A group of American tourists visiting Jaipur witnessed an elephant being beaten by handlers during a tour of Amber Fort. The visitors saw two elephants trying to escape from their handlers while being made to give rides in extremely high temperatures, and around eight men carrying sticks arrived and allegedly proceeded to hit one of the elephants for up to 10 minutes in order to force the animal to obey them. The tourists were taken aback by the sight and immediately began taking photos. They uploaded them to social media, appealed for advice on responding to the incident, and wrote to PETA asking us to take action against this cruelty.
Captive elephants in Jaipur who are forced to give rides to tourists are cruelly treated and suffer from physical and mental distress.
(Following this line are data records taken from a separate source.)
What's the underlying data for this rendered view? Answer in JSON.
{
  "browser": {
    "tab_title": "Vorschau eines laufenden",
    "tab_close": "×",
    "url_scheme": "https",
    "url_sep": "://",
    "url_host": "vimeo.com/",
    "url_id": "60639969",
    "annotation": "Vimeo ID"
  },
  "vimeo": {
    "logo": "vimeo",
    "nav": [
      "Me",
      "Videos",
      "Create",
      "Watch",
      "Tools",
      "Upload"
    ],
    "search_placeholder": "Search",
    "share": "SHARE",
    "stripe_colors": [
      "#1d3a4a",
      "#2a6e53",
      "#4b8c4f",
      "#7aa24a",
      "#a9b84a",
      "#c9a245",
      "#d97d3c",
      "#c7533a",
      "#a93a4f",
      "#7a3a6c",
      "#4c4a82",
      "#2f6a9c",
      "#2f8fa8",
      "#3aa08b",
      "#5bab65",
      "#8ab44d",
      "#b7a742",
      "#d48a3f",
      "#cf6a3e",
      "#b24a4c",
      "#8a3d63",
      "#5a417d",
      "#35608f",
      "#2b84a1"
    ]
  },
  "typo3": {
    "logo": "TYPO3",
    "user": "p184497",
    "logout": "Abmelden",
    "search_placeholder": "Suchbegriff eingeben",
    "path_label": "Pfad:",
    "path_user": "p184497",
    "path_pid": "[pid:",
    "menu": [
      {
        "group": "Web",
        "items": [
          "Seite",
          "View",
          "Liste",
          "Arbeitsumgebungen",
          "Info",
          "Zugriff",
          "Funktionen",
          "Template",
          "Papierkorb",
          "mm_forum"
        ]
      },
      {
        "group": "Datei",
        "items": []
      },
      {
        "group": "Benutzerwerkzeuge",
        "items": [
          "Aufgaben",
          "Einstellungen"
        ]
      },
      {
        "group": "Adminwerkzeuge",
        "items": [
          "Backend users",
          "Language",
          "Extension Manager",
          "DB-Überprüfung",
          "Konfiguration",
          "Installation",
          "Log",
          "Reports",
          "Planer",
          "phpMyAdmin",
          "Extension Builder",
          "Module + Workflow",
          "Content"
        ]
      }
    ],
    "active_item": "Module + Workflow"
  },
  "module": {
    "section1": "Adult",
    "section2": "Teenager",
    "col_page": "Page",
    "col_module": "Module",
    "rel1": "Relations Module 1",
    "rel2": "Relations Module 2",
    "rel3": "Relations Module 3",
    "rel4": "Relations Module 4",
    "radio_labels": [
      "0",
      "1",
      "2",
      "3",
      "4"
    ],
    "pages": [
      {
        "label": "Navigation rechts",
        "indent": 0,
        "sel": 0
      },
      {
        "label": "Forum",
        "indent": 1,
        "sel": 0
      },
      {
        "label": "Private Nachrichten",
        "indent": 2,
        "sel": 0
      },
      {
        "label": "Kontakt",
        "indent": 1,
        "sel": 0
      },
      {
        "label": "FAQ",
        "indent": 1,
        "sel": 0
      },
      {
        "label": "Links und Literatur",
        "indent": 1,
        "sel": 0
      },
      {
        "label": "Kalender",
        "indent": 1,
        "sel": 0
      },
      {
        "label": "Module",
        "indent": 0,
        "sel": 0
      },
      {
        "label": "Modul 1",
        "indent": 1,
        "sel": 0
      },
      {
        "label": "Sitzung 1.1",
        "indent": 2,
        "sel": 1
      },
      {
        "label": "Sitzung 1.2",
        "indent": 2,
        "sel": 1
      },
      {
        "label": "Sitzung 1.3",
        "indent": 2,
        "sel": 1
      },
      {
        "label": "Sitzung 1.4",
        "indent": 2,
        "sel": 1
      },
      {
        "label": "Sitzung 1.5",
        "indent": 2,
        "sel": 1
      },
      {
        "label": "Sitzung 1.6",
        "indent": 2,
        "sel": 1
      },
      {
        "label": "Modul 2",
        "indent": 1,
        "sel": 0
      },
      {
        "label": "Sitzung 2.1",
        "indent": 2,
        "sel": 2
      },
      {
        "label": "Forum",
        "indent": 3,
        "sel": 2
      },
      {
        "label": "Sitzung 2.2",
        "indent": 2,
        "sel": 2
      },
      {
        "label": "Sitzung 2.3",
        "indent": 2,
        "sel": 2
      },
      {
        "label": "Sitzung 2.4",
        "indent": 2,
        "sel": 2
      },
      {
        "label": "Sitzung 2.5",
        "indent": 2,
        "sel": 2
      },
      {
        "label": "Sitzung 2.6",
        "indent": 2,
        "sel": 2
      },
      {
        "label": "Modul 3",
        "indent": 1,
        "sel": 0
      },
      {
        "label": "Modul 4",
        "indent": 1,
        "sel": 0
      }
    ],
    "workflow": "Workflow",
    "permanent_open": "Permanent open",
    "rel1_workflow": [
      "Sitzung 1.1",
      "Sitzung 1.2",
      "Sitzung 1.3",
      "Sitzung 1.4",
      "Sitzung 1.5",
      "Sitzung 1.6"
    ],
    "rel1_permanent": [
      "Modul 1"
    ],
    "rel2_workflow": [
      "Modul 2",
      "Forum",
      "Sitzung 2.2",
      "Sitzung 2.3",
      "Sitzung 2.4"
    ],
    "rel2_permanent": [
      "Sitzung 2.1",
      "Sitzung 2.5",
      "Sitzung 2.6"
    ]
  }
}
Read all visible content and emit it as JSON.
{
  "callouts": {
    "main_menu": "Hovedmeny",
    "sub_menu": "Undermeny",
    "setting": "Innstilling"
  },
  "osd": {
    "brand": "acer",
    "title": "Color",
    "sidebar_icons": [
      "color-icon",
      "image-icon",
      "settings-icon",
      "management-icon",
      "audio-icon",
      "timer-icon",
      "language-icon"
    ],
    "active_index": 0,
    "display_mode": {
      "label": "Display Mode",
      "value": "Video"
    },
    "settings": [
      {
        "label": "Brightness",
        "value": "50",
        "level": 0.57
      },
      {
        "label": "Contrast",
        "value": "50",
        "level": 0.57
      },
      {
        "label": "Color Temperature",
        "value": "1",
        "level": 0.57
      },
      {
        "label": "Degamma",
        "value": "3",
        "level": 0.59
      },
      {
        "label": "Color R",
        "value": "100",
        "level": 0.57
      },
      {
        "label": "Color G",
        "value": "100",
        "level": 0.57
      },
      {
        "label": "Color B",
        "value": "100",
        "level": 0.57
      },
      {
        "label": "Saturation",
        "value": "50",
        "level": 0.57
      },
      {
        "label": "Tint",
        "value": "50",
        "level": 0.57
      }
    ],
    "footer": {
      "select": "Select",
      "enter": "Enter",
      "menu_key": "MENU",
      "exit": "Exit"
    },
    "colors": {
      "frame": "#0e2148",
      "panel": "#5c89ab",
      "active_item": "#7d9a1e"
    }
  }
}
An extensive inspection of conditions for captive elephants in Jaipur – conducted by a team authorised by the Animal Welfare Board of India (AWBI), which included experienced veterinarians and animal-welfare experts from PETA India, Animal Rahat, Wildlife SOS, and the Centre for Studies on Elephants at the College of Veterinary and Animal Sciences in Kerala – revealed rampant and widespread abuse of elephants used for rides and other tourist activities, in apparent violation of animal-protection laws.
The inspectors found partially blind elephants forced to work, use of banned ankus (rods with a sharp metal hook on one end), use of chains and hobbles with sharp spikes, mutilation of elephants’ ears and tusks, elephants kept chained for long periods, and a lack of space. Denied the opportunity to engage in natural forms of behaviour, such as roaming freely and socialising, elephants rocked repeatedly back and forth.
Check out the AWBI-authorised team’s findings: